(Recorded data)
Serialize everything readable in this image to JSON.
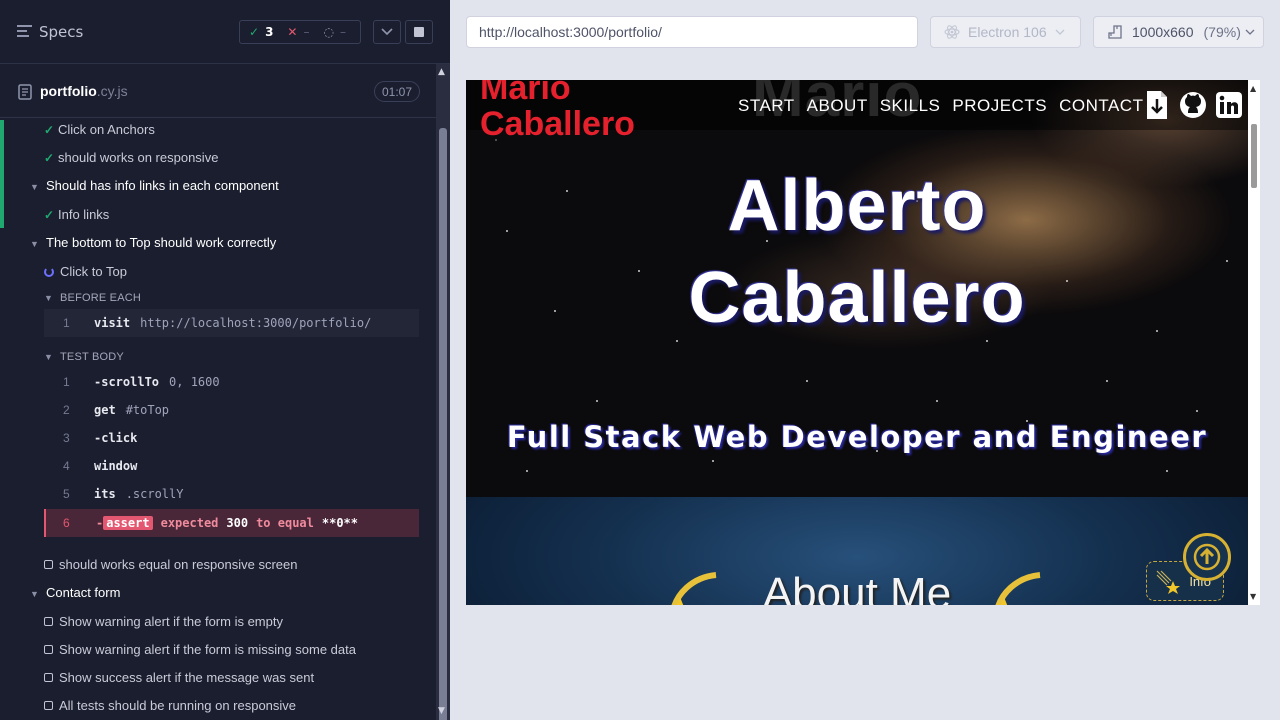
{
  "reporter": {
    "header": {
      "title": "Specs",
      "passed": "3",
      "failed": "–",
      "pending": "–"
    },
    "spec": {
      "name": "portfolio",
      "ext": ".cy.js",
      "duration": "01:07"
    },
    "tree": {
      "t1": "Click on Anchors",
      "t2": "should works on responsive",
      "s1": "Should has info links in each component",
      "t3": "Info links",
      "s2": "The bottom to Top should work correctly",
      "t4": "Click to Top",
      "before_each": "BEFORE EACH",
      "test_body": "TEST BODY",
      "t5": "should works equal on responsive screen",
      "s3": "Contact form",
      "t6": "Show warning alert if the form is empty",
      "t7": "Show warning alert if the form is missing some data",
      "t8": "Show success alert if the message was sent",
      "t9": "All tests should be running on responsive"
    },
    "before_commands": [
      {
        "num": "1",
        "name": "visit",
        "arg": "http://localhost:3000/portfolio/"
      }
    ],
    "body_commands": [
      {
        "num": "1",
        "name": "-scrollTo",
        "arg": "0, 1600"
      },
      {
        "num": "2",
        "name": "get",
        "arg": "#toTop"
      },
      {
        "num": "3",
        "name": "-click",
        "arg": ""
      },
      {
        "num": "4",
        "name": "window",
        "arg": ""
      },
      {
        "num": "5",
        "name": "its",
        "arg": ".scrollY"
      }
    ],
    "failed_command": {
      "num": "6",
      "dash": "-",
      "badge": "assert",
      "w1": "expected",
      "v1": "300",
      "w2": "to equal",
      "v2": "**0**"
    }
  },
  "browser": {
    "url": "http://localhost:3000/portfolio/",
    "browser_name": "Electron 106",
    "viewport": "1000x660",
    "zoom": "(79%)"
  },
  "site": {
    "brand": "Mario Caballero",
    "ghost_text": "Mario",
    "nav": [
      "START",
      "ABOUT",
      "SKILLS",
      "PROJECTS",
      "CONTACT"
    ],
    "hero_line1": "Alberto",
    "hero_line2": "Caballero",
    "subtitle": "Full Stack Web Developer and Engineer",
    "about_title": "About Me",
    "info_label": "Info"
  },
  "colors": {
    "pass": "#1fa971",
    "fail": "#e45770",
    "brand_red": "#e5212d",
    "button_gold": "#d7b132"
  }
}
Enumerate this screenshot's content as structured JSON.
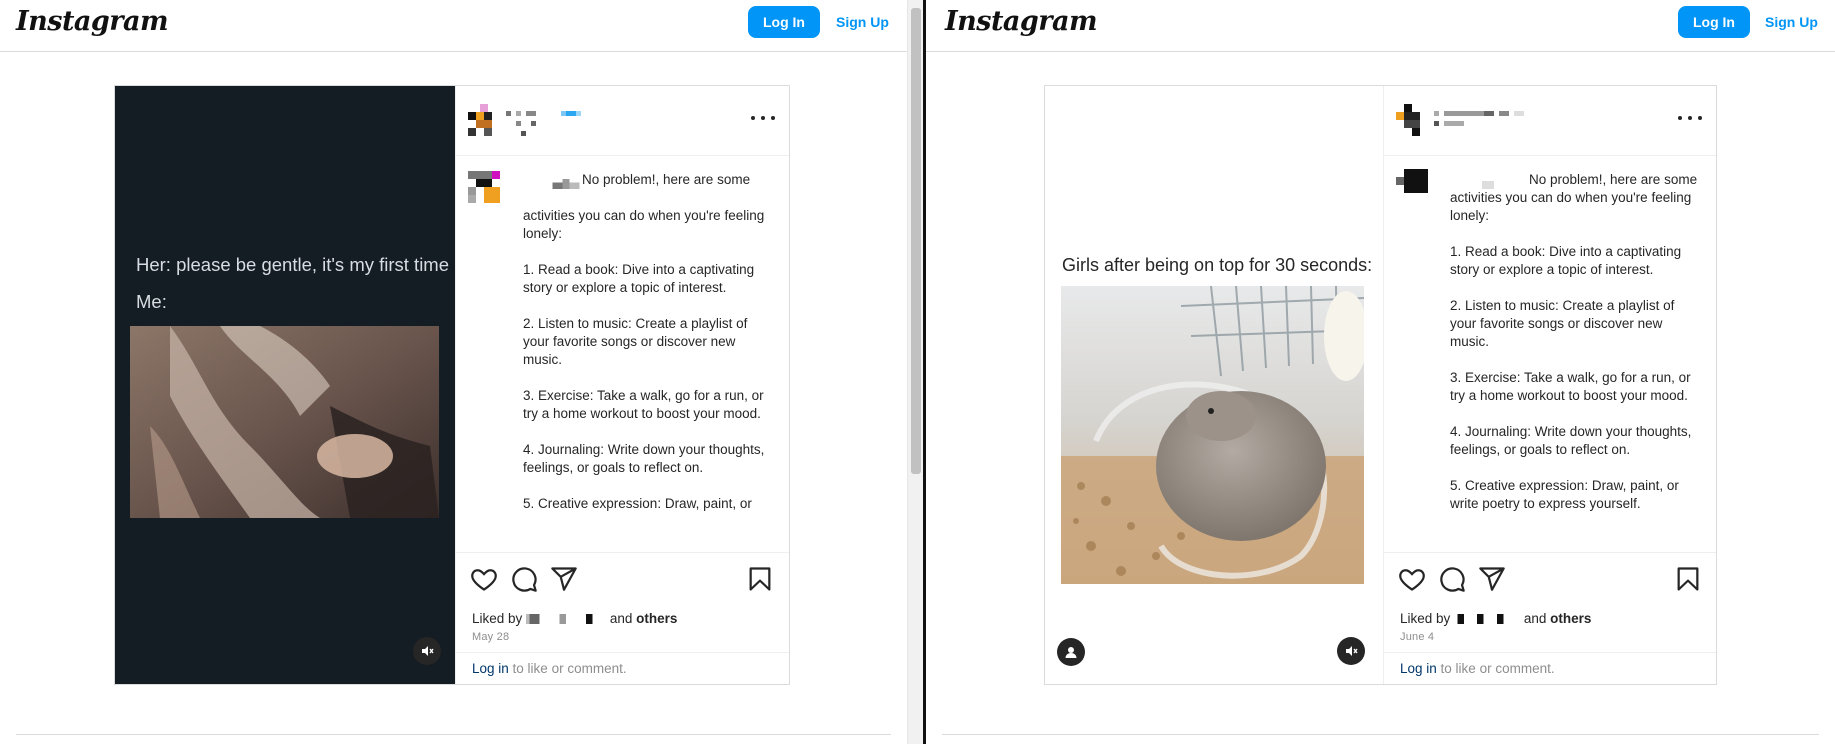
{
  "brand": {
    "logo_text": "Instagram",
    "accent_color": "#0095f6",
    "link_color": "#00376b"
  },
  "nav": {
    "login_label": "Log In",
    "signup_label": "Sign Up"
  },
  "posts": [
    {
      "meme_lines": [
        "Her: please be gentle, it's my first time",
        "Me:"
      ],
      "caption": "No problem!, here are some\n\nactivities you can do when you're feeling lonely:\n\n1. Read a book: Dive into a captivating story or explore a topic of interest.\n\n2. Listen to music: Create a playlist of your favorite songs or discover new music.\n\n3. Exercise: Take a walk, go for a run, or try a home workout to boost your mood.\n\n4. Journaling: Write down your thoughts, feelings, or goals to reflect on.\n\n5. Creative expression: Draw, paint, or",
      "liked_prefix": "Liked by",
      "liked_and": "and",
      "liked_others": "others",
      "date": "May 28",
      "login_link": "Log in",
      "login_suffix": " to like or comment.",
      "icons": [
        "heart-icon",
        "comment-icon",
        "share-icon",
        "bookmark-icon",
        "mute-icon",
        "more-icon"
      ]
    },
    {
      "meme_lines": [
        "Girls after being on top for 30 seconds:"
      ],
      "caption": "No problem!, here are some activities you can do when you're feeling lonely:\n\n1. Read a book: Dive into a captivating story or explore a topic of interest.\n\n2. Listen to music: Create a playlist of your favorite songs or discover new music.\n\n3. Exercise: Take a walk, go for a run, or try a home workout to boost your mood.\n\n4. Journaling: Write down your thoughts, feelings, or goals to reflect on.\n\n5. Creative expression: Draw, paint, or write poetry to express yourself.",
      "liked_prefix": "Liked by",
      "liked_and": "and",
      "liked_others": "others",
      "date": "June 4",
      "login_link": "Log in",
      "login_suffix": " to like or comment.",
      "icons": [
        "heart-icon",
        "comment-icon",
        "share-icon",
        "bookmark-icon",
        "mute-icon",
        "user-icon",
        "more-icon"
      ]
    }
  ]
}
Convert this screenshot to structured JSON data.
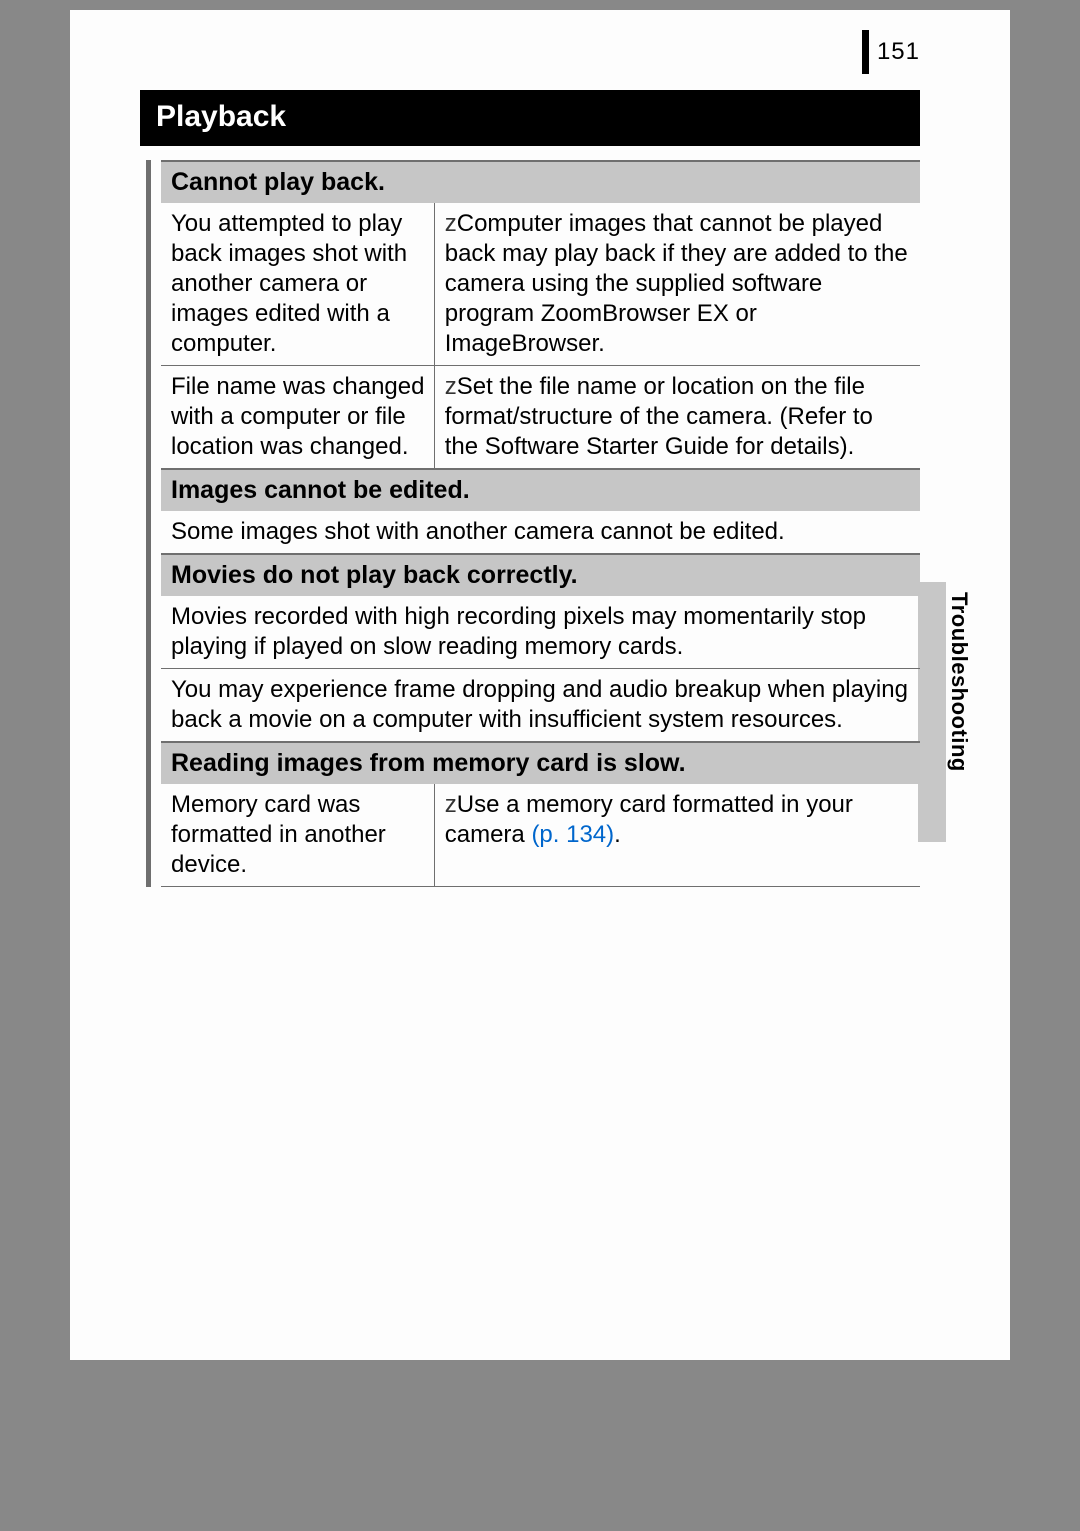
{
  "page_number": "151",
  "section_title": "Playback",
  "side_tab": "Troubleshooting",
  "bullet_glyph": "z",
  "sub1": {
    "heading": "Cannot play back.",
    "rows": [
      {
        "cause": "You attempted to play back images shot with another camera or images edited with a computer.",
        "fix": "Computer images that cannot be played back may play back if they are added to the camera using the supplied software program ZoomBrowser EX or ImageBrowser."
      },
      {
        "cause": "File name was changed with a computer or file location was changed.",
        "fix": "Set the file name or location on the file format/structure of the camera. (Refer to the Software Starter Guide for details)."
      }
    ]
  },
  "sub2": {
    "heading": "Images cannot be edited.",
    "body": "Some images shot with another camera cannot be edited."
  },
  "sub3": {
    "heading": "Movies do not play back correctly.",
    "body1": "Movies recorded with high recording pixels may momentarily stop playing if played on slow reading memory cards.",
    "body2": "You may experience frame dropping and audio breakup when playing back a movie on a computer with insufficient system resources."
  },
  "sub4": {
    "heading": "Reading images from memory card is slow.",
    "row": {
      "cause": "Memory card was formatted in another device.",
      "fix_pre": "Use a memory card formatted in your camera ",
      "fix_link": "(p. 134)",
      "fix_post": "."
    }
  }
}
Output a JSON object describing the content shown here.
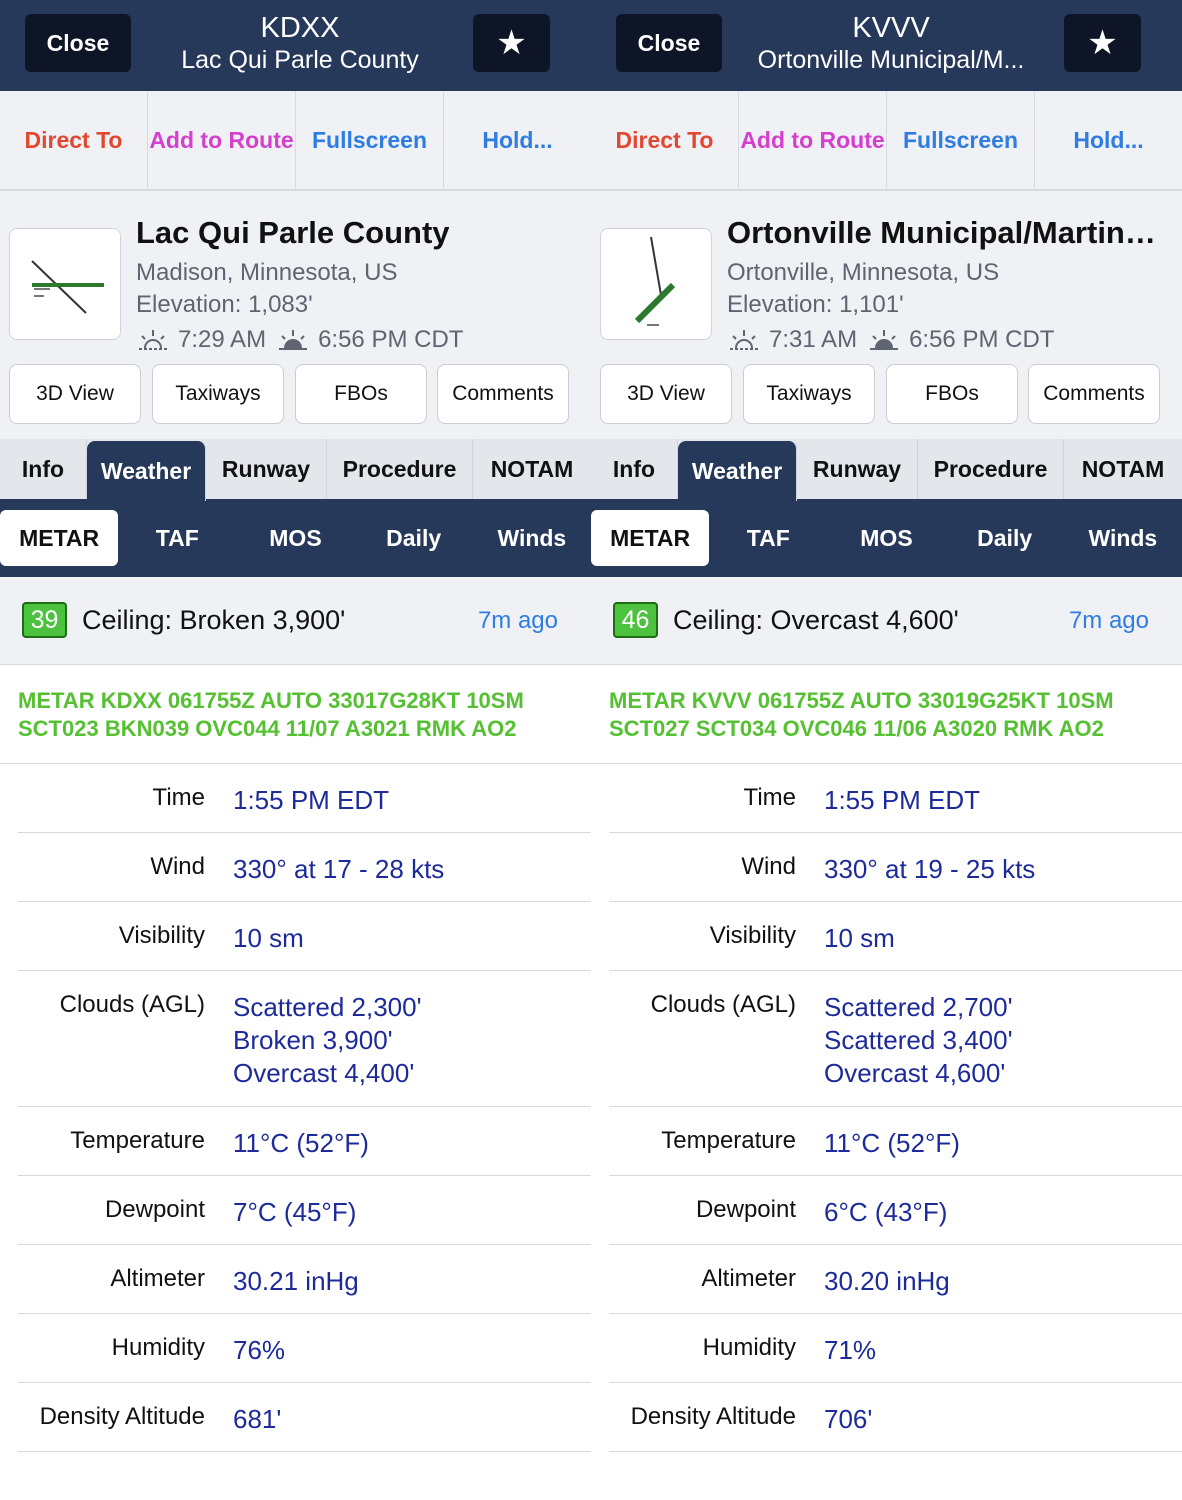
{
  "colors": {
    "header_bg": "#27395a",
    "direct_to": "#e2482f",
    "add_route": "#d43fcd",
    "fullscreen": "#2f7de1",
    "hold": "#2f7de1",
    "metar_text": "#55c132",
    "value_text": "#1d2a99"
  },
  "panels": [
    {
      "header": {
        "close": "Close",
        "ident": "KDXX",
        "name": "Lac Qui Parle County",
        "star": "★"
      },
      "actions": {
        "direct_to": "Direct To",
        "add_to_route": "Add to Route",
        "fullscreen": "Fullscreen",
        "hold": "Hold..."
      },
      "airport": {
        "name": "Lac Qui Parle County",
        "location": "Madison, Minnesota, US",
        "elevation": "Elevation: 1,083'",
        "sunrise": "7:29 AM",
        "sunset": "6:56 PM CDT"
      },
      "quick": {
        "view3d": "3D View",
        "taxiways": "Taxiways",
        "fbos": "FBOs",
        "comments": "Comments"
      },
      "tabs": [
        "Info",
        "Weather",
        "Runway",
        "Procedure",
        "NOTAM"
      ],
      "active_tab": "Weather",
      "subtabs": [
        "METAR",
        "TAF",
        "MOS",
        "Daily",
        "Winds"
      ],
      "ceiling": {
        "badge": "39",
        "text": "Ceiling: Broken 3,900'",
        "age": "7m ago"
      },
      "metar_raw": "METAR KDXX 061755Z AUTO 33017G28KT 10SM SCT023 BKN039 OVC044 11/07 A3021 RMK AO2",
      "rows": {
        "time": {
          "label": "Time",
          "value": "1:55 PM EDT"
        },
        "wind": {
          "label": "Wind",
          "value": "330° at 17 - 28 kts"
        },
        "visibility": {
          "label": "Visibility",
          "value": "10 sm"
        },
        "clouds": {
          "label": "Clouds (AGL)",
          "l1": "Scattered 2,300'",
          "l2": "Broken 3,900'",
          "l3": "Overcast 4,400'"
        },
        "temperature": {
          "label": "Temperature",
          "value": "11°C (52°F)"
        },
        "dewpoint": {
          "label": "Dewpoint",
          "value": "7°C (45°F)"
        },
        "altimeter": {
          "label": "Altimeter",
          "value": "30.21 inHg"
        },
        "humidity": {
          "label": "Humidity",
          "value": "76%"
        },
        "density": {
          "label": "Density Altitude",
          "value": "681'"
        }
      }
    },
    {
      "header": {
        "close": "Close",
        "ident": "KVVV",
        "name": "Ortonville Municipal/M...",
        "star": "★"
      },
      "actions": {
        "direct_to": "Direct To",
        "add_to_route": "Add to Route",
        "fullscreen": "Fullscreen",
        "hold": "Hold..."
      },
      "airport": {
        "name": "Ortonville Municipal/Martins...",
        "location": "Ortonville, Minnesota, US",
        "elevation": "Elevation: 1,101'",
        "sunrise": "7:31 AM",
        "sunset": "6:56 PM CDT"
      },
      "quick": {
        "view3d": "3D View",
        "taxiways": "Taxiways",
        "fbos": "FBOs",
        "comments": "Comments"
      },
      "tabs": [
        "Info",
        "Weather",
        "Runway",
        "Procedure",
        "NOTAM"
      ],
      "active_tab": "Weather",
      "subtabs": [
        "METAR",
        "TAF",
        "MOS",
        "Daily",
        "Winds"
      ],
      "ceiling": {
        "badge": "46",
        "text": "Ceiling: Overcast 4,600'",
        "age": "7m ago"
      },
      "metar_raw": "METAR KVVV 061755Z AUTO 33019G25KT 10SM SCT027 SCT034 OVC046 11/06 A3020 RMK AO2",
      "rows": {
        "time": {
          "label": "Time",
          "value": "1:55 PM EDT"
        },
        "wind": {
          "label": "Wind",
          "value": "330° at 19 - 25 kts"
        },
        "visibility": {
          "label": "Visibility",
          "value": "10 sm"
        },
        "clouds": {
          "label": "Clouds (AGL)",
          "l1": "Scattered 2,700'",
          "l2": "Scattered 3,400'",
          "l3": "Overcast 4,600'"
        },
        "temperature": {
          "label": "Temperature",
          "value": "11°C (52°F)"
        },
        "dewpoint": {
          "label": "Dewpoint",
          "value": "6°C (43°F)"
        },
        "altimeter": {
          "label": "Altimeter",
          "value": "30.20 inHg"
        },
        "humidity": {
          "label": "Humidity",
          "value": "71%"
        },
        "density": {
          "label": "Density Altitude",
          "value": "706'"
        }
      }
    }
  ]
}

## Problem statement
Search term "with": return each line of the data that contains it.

## Result of the exercise
        "cause": "You attempted to play back images shot with another camera or images edited with a computer.",
        "cause": "File name was changed with a computer or file location was changed.",
    "body": "Some images shot with another camera cannot be edited."
    "body1": "Movies recorded with high recording pixels may momentarily stop playing if played on slow reading memory cards.",
    "body2": "You may experience frame dropping and audio breakup when playing back a movie on a computer with insufficient system resources."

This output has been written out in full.